From left: Brothers Trevor Whittingham, David Atkinson and the WA Condominiums
Banco Popular has filed a lawsuit to foreclose on the WA Condominiums in Harlem, after the developers allegedly defaulted on $13.2 million in loans.
According to the suit filed last Thursday, the developers, brothers
Trevor Whittingham and David Atkinson, borrowed $11.1 million in 2006
to build the 35-unit boutique condo, one of the high-end developments
in Harlem built during the boom, at 2201 Adam Clayton Powell Boulevard
at 130th Street.
The developers also took out a $2 million project loan and a $2.6
million acquisition loan from MTM Realty, the latter which was later
assigned to Puerto Rico-based Banco Popular.
In October 2009, Galaxy General Contracting, based in the Bronx, filed
suit in State Supreme Court alleging it was terminated as a contractor
from the project and was met with armed guards when it tried to
retrieve its equipment from the property. By February, Galaxy General
filed suit to foreclose on $2.75 million in unpaid mechanic’s liens.
The foreclosure suit alleges the developers failed to get a temporary
certificate of occupancy by Nov. 30, 2009, which is the date when the
loan matured. The suit alleges the developers also failed to properly
secure the property, leading the bank to ask for a court-appointed
receiver to oversee the premises.
“Unless Banco Popular is authorized by this court to employ watchmen to
protect the mortgaged property, [and] the receiver is immediately
appointed By The Court, Banco Popular will suffer irreparable harm by
the devaluation, destruction and deterioration of the mortgaged
property,” lawyers for Banco Popular said in the complaint.
The developers declined to comment on the case in any detail.
“Call Banco Popular,” Atkinson said. “I didn’t file the lis pendens, they did.”
Banco Popular declined to comment, citing the pending litigation.
As The Real Deal previously reported, WA Condominiums had amenities rarely seen in Harlem,
including an indoor atrium, air conditioned garage, 24-hour concierge,
fitness center and swimming pool. The developers hoped to attract a

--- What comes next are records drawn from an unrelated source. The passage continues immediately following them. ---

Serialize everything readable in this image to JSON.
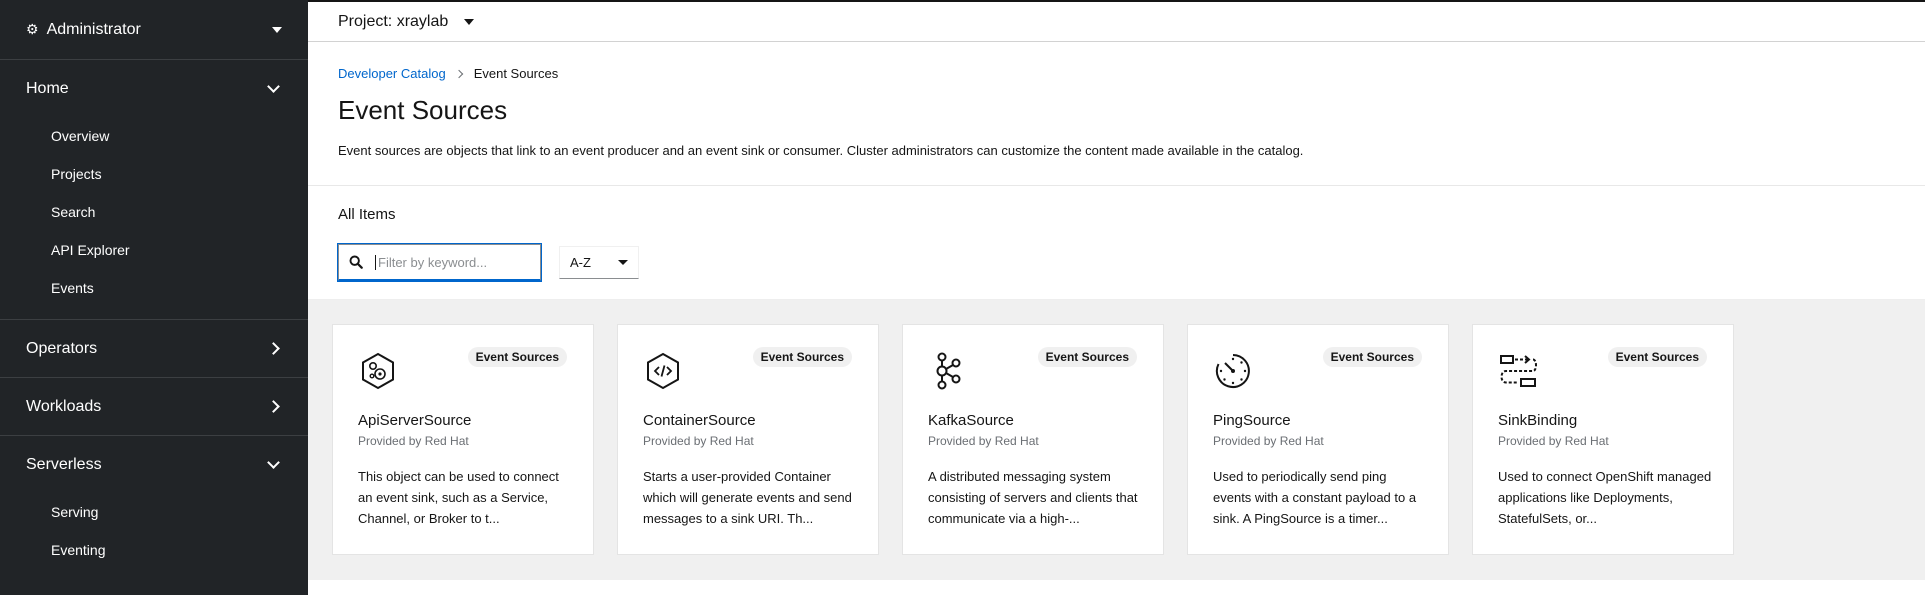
{
  "perspective": {
    "title": "Administrator",
    "icon": "gears-icon"
  },
  "nav": {
    "home": {
      "label": "Home",
      "items": [
        "Overview",
        "Projects",
        "Search",
        "API Explorer",
        "Events"
      ]
    },
    "operators": {
      "label": "Operators"
    },
    "workloads": {
      "label": "Workloads"
    },
    "serverless": {
      "label": "Serverless",
      "items": [
        "Serving",
        "Eventing"
      ]
    }
  },
  "project": {
    "label": "Project: xraylab"
  },
  "breadcrumb": {
    "parent": "Developer Catalog",
    "current": "Event Sources"
  },
  "page": {
    "title": "Event Sources",
    "description": "Event sources are objects that link to an event producer and an event sink or consumer. Cluster administrators can customize the content made available in the catalog."
  },
  "filter": {
    "heading": "All Items",
    "placeholder": "Filter by keyword...",
    "sort_value": "A-Z"
  },
  "cards": [
    {
      "title": "ApiServerSource",
      "provider": "Provided by Red Hat",
      "badge": "Event Sources",
      "icon": "apiserver-icon",
      "description": "This object can be used to connect an event sink, such as a Service, Channel, or Broker to t..."
    },
    {
      "title": "ContainerSource",
      "provider": "Provided by Red Hat",
      "badge": "Event Sources",
      "icon": "container-icon",
      "description": "Starts a user-provided Container which will generate events and send messages to a sink URI. Th..."
    },
    {
      "title": "KafkaSource",
      "provider": "Provided by Red Hat",
      "badge": "Event Sources",
      "icon": "kafka-icon",
      "description": "A distributed messaging system consisting of servers and clients that communicate via a high-..."
    },
    {
      "title": "PingSource",
      "provider": "Provided by Red Hat",
      "badge": "Event Sources",
      "icon": "ping-icon",
      "description": "Used to periodically send ping events with a constant payload to a sink. A PingSource is a timer..."
    },
    {
      "title": "SinkBinding",
      "provider": "Provided by Red Hat",
      "badge": "Event Sources",
      "icon": "sinkbinding-icon",
      "description": "Used to connect OpenShift managed applications like Deployments, StatefulSets, or..."
    }
  ],
  "colors": {
    "sidebar_bg": "#212427",
    "link": "#0066cc",
    "catalog_bg": "#f0f0f0"
  }
}
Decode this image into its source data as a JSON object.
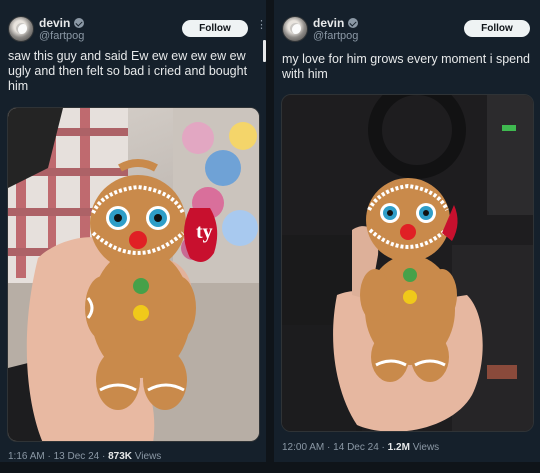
{
  "tweets": [
    {
      "author": {
        "name": "devin",
        "handle": "@fartpog"
      },
      "follow_label": "Follow",
      "more_label": "⋮",
      "text": "saw this guy and said Ew ew ew ew ew ew ugly and then felt so bad i cried and bought him",
      "time": "1:16 AM",
      "date": "13 Dec 24",
      "views_count": "873K",
      "views_label": "Views",
      "tag_text": "ty"
    },
    {
      "author": {
        "name": "devin",
        "handle": "@fartpog"
      },
      "follow_label": "Follow",
      "more_label": "⋮",
      "text": "my love for him grows every moment i spend with him",
      "time": "12:00 AM",
      "date": "14 Dec 24",
      "views_count": "1.2M",
      "views_label": "Views"
    }
  ],
  "separator": "·",
  "colors": {
    "background": "#15202b",
    "text": "#e7e9ea",
    "secondary": "#8b98a5",
    "follow_bg": "#eff3f4",
    "ginger": "#c98a4b",
    "ty_tag": "#c8102e"
  }
}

combination of foreign investors and New Yorkers looking for a high-end
unit in what was one of the city’s hottest emerging markets.
To that end, the developers hired architect Marc Spector of the Spector
Group, whose clients include the Securities and Exchange Commission,
Merrill Lynch and Stephen Weiss Studio.
Critics claimed that asking prices were well above the market, with
prices topping out at $1,657 a square foot for a three-bedroom unit.
According to Streeteasy.com, the listings have been taken off the
market at the property. No information was available about the number
Broker Robin Prescod, managing partner of Harlem Homes Realty, told The Real Deal that
many condo projects were priced with the expectation that foreign money
would fuel the boom, however most of those projections were dashed by
the credit crisis.
“I think a lot of them were looking to the European market [to come in]
and keep it as pieds-a-terre,” Prescod said. “Then they would hope for
the residents of New York to want to move uptown.”